A prime example of this comes early in The True Death of Billy the Kid. The majority of the book’s narrative being devoted to the last days of Billy’s life, Geary spends the first part of the book running through a very abridged version of the rest of the outlaw’s biography. It takes precisely one page, in fact, for Geary to recount Billy’s role as foot soldier in the bloody clash known as “The Lincoln County War,” an epic Western power struggle between entrenched economic and political interests. This single page serves as the transition from Billy the mixed-up kid who used to steal laundry and rustle cattle to Billy the hardened killer and notorious outlaw, and Geary grounds the change in the – only briefly glimpsed – context of American power and the formation of the West. This blurs the simple outline of the folk outlaw, opening up the character of Billy the Kid to intersections of history, politics, myth, and morality, and all in a few economical choices.
Geary’s histories seem simple and straightforward, but they always come with a sense of history as a narrative, his stories acknowledging themselves as stories. His people come across less as subjects for detached observation and more as performers creating themselves as they are drawn. Even those seen in only one or two drawings are posed with an internal life – Sheriff Pat Garret and his shifty eyes, the bemused aloofness of Billy’s old flame, Celsa Gutirrez. In one scene, Billy takes over a jailhouse balcony as if it were a stage, and in a short series of panels gives a complex, shifting performance of desperation, evil, remorse, bombast, and nobility. Geary weaves all the conflicting accounts in legend and rumor of the Kid’s nature into his very on-panel behavior, but in such a way that they feel as if they are emanating from the same person. This is the hallmark of Geary’s style – the apparent unity and simplicity of historical fact, deployed in pursuit of opening up the complex multiplicities of historical truth.
The longevity of Geary’s pursuit is both admirable, and serves to make his ongoing accomplishment somewhat invisible. For instance, I had no idea until recently that The True Death of Billy the Kid – which I am reviewing as a new release – actually came out a few years ago, financed independently through Kickstarter. NBM, its current publisher, only picked it up for reprint and wider distribution after the fact. Geary has used Kickstarter to put out a handful of other books, including a whole volume on the Lincoln County War. It is an interesting situation, both encouraging and dispiriting. Of course, it is on the one hand a salutary thing that artists of Geary’s caliber can receive the kind of direct public support that allows him to create the kind of work he wants to make. On the other hand, given that The True Death of Billy the Kid, and most of his other Kickstarter projects, are more or less exactly the kind of work Geary is already producing for NBM directly, the fact that he felt the need to self-finance first, and bring it to his regular publisher second, is a disturbing reminder of how tenuously strung together the world of comics publishing is. But however it has to happen, I suppose – so long as Geary gets to keep mapping his vision of American history until he’s shown us everything he sees.
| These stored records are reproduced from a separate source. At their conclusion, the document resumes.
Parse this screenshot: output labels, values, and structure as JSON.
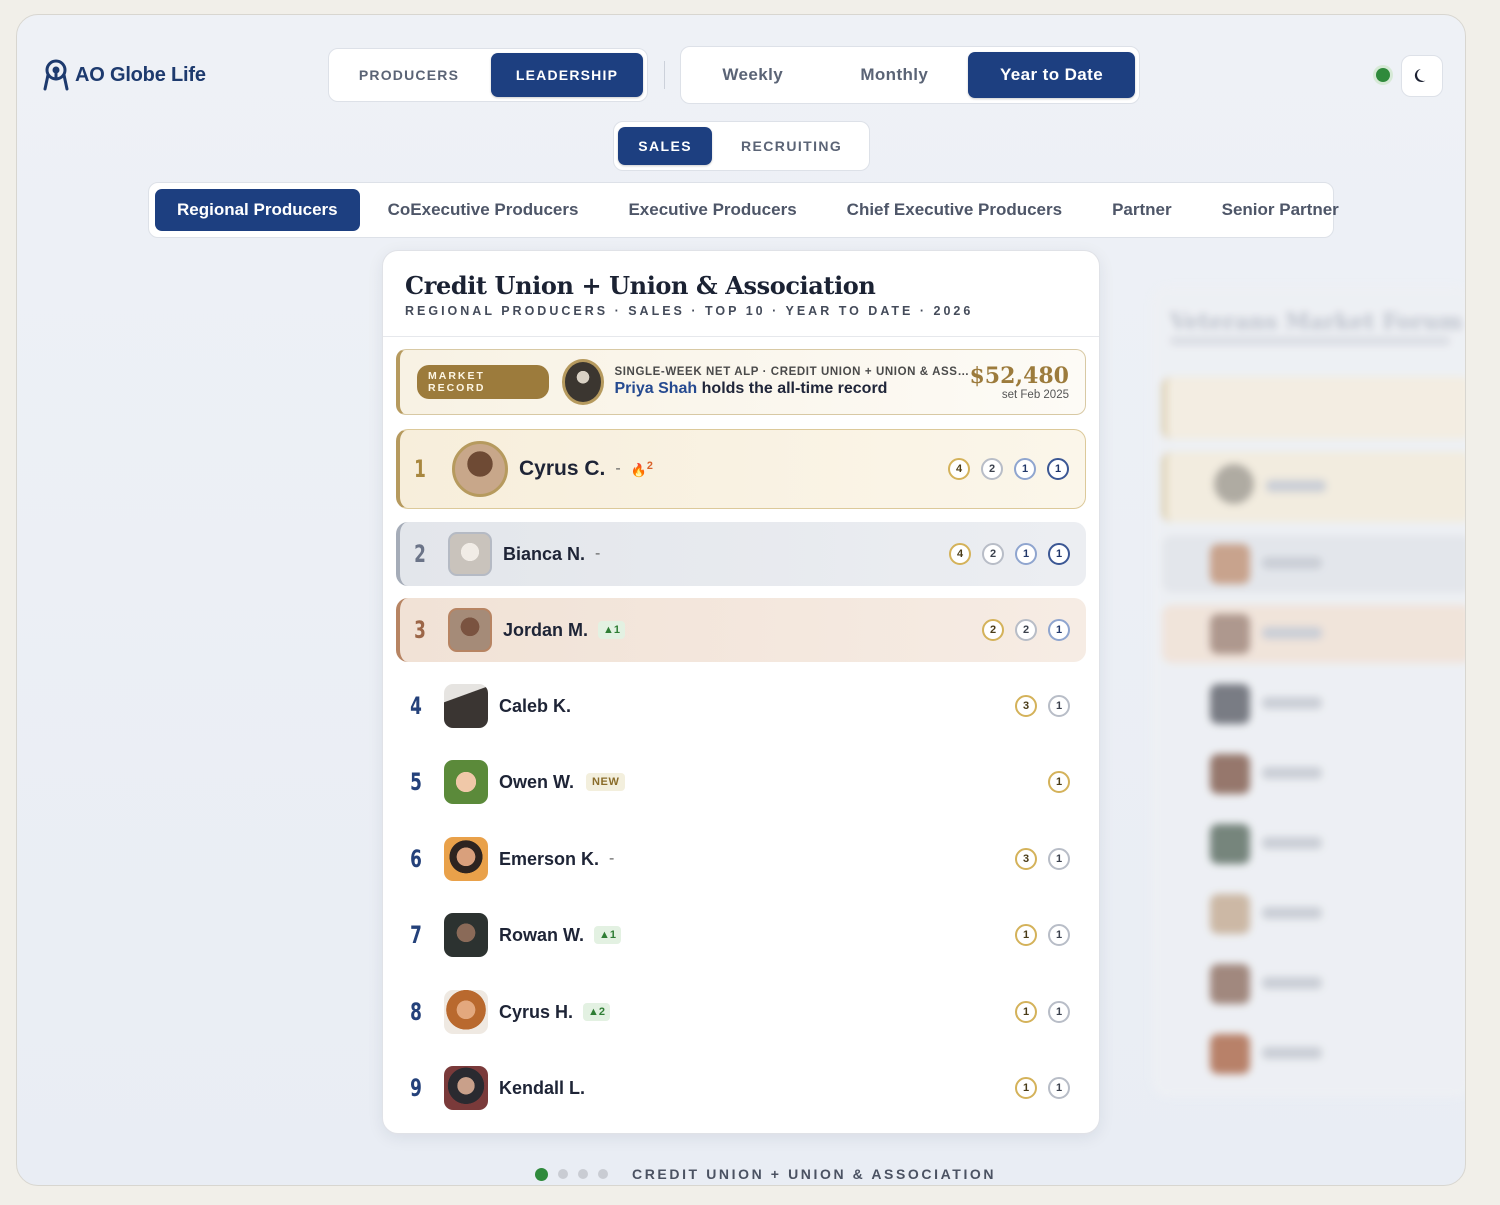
{
  "brand": {
    "name": "AO Globe Life"
  },
  "role_tabs": [
    {
      "label": "PRODUCERS",
      "active": false
    },
    {
      "label": "LEADERSHIP",
      "active": true
    }
  ],
  "period_tabs": [
    {
      "label": "Weekly",
      "active": false
    },
    {
      "label": "Monthly",
      "active": false
    },
    {
      "label": "Year to Date",
      "active": true
    }
  ],
  "kind_tabs": [
    {
      "label": "SALES",
      "active": true
    },
    {
      "label": "RECRUITING",
      "active": false
    }
  ],
  "tier_tabs": [
    {
      "label": "Regional Producers",
      "active": true
    },
    {
      "label": "CoExecutive Producers",
      "active": false
    },
    {
      "label": "Executive Producers",
      "active": false
    },
    {
      "label": "Chief Executive Producers",
      "active": false
    },
    {
      "label": "Partner",
      "active": false
    },
    {
      "label": "Senior Partner",
      "active": false
    }
  ],
  "icons": {
    "logo": "globe-pin-icon",
    "theme": "moon-icon",
    "status": "live-status-dot",
    "streak": "fire-icon"
  },
  "colors": {
    "accent": "#1d3f80",
    "gold": "#b69a5e",
    "silver": "#a5acb8",
    "bronze": "#b78463",
    "live": "#2f8a3c"
  },
  "board": {
    "title": "Credit Union + Union & Association",
    "subtitle": "REGIONAL PRODUCERS · SALES · TOP 10 · YEAR TO DATE · 2026",
    "record": {
      "badge": "MARKET RECORD",
      "meta": "SINGLE-WEEK NET ALP · CREDIT UNION + UNION & ASSOCIATION",
      "holder": "Priya Shah",
      "holder_suffix": "holds the all-time record",
      "amount": "$52,480",
      "date": "set Feb 2025"
    },
    "rows": [
      {
        "rank": "1",
        "name": "Cyrus C.",
        "dash": "-",
        "streak": "2",
        "medals": [
          "4",
          "2",
          "1",
          "1"
        ]
      },
      {
        "rank": "2",
        "name": "Bianca N.",
        "dash": "-",
        "medals": [
          "4",
          "2",
          "1",
          "1"
        ]
      },
      {
        "rank": "3",
        "name": "Jordan M.",
        "change": "▲1",
        "medals": [
          "2",
          "2",
          "1"
        ]
      },
      {
        "rank": "4",
        "name": "Caleb K.",
        "medals": [
          "3",
          "1"
        ]
      },
      {
        "rank": "5",
        "name": "Owen W.",
        "tag": "NEW",
        "medals": [
          "1"
        ]
      },
      {
        "rank": "6",
        "name": "Emerson K.",
        "dash": "-",
        "medals": [
          "3",
          "1"
        ]
      },
      {
        "rank": "7",
        "name": "Rowan W.",
        "change": "▲1",
        "medals": [
          "1",
          "1"
        ]
      },
      {
        "rank": "8",
        "name": "Cyrus H.",
        "change": "▲2",
        "medals": [
          "1",
          "1"
        ]
      },
      {
        "rank": "9",
        "name": "Kendall L.",
        "medals": [
          "1",
          "1"
        ]
      }
    ]
  },
  "next_board": {
    "title": "Veterans Market Forum"
  },
  "pager": {
    "label": "CREDIT UNION + UNION & ASSOCIATION",
    "pages": 4,
    "current": 1
  }
}
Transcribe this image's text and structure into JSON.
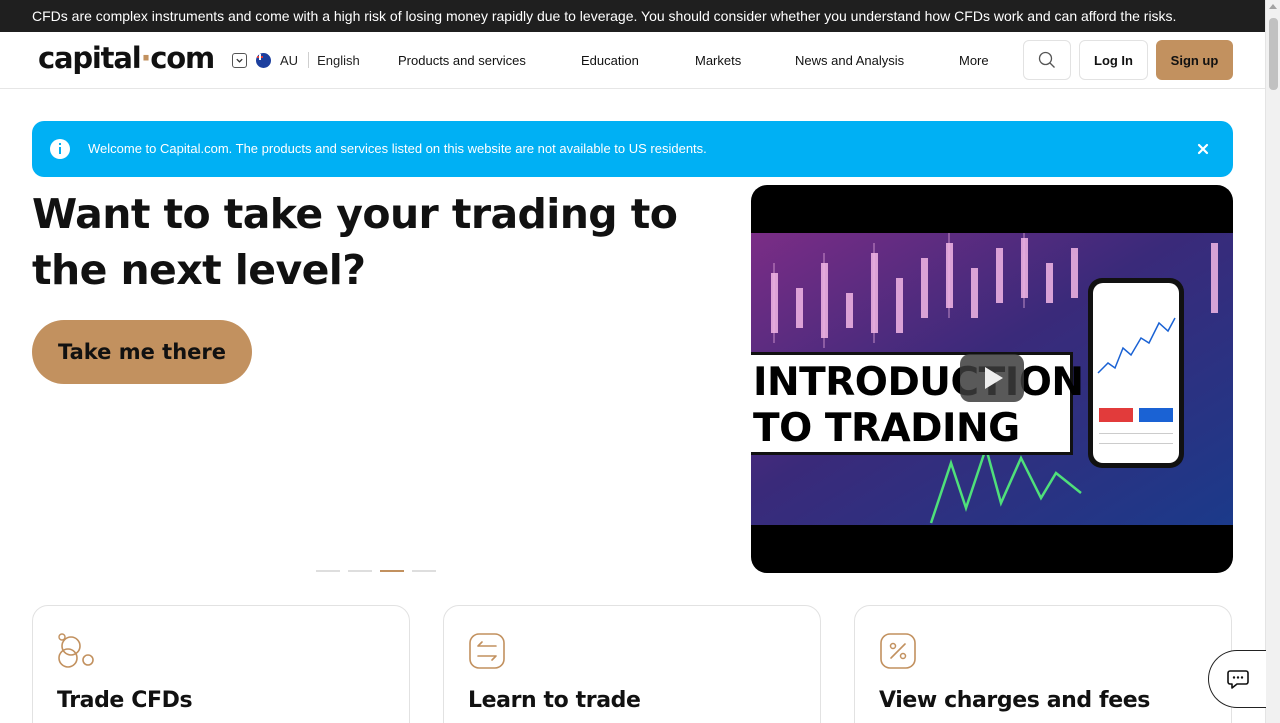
{
  "risk_warning": "CFDs are complex instruments and come with a high risk of losing money rapidly due to leverage. You should consider whether you understand how CFDs work and can afford the risks.",
  "header": {
    "logo_main": "capital",
    "logo_dot": "·",
    "logo_tld": "com",
    "region_code": "AU",
    "language": "English",
    "nav": [
      "Products and services",
      "Education",
      "Markets",
      "News and Analysis",
      "More"
    ],
    "login_label": "Log In",
    "signup_label": "Sign up"
  },
  "notice": {
    "text": "Welcome to Capital.com. The products and services listed on this website are not available to US residents."
  },
  "hero": {
    "title": "Want to take your trading to the next level?",
    "cta_label": "Take me there",
    "slide_count": 4,
    "active_slide": 3,
    "video_caption_line1": "INTRODUCTION",
    "video_caption_line2": "TO TRADING"
  },
  "cards": [
    {
      "title": "Trade CFDs",
      "icon": "coins-icon"
    },
    {
      "title": "Learn to trade",
      "icon": "exchange-arrows-icon"
    },
    {
      "title": "View charges and fees",
      "icon": "percent-icon"
    }
  ],
  "colors": {
    "accent": "#c2915f",
    "notice_bg": "#00b0f4",
    "risk_bar_bg": "#1f1f1f"
  }
}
(Note: I drew on this interview for most of my factual information about Geary’s publishing situation.